Last Friday I met the Chairman and Chief Executive of Saxon Weald, the housing association which provides affordable homes for rent and for sale locally.

We discussed housing and planning policy which has been in the news again this week.  The Government agreed to re-think its plan to allow home extensions without planning permission after many MPs - including me - expressed concern about it.

We clearly need more affordable housing, including locally, and the number of houses being built remains very low.  But this is because of the market.  It is a mistake to believe that weakening the planning laws which protect the countryside will of itself get more houses built.

The good news is that the South East Plan, with its top down regional housing targets, has now been scrapped, and local authorities can now shape their own plans.  Recently Mid-Sussex District Council published its local plan with a much more realistic housing target.   This is successful localism, enabled by the Government's policy.

As I've said before, we need to ensure that new housing is sustainable - at the right level, with adequate infrastructure, and protecting the countryside so far as possible.

The National House Building Council recently said that the Arundel and South Downs constituency had 177 new housing starts last year, compared to a national average of 142 .  This means that we already have 25 per cent more locally than national average.

Of course, we cannot simply say no to every new housing project.  I am very concerned about young people being unable to get their foot onto even the first rung of the property ladder.

That's why the Chancellor's ‘Help to Buy' scheme, announced in the Budget, was so significant.  It will help new buyers with a deposit for their homes.

This week I was honoured to attend the funeral of Baroness Thatcher.  One of her most memorable and important policies was enabling people to buy their council houses.

She created a new generation of property owners, meeting the aspirations of people who work hard and want to get on.

We have to find a way, through reform of the planning system, to protect our countryside and villages while ensuring that young people can afford to buy.
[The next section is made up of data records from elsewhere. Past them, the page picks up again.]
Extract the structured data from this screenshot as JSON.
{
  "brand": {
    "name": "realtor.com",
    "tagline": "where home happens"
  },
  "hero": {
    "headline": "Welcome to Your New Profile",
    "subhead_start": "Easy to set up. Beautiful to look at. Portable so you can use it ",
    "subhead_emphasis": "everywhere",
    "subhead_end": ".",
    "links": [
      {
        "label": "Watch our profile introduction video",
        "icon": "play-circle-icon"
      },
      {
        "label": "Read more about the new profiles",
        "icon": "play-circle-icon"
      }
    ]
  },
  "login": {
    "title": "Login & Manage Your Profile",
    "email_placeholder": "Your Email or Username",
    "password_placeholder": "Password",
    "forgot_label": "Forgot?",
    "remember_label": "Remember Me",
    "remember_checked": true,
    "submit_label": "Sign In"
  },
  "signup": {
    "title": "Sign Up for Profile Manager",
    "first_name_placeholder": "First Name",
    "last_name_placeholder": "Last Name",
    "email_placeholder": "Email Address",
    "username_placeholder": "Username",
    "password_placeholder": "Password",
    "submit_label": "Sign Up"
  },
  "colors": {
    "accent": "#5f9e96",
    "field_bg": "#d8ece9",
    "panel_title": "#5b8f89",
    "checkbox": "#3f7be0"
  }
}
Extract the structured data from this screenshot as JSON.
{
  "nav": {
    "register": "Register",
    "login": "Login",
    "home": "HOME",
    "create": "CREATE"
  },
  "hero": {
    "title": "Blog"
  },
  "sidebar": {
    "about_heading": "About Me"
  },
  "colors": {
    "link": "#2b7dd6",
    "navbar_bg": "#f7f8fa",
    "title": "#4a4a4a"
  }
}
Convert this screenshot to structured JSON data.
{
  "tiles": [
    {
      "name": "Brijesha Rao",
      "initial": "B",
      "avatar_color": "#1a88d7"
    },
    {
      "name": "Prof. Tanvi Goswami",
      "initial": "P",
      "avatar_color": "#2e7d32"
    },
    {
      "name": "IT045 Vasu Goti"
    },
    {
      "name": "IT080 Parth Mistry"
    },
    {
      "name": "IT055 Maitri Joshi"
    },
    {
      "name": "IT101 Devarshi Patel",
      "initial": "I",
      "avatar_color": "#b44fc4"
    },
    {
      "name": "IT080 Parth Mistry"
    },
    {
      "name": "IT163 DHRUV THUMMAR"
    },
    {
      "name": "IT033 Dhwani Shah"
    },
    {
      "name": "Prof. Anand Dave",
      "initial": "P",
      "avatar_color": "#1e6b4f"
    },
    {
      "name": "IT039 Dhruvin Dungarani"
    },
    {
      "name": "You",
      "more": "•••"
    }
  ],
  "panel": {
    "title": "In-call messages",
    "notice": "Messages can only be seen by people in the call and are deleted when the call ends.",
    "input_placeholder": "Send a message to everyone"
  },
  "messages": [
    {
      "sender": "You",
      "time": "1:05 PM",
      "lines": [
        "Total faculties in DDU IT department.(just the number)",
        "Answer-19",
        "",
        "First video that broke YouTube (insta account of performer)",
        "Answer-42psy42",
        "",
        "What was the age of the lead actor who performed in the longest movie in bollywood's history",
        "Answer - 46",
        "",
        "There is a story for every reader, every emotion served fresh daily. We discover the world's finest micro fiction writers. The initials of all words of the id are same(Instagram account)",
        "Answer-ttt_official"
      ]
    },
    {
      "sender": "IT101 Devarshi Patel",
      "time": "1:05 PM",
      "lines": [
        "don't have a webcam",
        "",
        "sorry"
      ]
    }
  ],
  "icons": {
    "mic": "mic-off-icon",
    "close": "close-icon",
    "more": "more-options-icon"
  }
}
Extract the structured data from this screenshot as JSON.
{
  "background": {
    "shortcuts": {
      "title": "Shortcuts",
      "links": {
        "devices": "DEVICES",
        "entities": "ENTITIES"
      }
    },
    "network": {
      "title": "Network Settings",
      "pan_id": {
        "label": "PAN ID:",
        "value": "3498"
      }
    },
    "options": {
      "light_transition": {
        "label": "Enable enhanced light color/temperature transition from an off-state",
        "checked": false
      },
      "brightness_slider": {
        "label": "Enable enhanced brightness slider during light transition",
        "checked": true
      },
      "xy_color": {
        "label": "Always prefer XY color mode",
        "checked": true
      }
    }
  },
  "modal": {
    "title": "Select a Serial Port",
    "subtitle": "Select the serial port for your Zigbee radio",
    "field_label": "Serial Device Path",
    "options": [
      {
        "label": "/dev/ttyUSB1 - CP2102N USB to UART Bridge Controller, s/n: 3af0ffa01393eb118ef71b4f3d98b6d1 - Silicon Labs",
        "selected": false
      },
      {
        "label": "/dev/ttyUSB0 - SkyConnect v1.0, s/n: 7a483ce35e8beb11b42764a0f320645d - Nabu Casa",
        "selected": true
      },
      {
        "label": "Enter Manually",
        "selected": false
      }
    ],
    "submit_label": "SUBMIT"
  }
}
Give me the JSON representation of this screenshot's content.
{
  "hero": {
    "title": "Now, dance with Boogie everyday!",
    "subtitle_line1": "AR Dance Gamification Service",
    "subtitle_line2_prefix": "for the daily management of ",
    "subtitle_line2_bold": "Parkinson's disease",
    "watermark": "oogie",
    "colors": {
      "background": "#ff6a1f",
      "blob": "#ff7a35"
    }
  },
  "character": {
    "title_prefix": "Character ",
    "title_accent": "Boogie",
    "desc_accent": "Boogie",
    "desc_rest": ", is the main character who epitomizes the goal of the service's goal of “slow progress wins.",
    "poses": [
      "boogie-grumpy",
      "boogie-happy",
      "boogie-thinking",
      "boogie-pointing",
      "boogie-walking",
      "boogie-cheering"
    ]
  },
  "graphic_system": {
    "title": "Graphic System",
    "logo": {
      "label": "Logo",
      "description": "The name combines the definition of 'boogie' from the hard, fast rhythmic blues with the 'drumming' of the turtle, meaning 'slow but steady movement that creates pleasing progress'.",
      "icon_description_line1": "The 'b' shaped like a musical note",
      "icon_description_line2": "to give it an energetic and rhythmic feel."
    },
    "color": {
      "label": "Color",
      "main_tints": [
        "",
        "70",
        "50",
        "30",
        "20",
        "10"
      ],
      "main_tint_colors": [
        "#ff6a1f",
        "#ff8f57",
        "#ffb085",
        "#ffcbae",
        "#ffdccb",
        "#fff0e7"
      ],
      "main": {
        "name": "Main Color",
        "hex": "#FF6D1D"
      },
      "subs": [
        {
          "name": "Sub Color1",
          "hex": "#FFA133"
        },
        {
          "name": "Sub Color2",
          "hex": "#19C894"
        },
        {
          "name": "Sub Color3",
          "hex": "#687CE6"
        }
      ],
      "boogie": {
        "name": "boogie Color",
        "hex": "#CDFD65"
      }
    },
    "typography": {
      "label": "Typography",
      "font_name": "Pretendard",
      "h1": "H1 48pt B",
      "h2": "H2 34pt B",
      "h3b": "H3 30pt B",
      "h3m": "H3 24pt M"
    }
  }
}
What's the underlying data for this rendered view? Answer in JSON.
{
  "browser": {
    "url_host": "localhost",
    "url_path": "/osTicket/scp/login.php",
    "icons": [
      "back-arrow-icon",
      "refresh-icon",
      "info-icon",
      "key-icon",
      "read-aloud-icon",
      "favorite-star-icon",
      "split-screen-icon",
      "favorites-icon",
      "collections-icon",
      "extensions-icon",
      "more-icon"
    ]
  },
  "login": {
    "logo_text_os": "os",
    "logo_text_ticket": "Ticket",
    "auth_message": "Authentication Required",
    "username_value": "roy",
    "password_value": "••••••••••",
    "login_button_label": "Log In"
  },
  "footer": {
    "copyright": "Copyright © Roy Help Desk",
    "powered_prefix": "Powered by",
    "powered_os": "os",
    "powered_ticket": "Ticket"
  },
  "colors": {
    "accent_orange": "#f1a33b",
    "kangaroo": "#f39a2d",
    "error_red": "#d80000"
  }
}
That doesn't mean piecemeal relaxation of the planning laws.  It means giving communities responsibility for these decisions, recognising that the old top-down housing targets built nothing but resentment.

Christopher N Howarth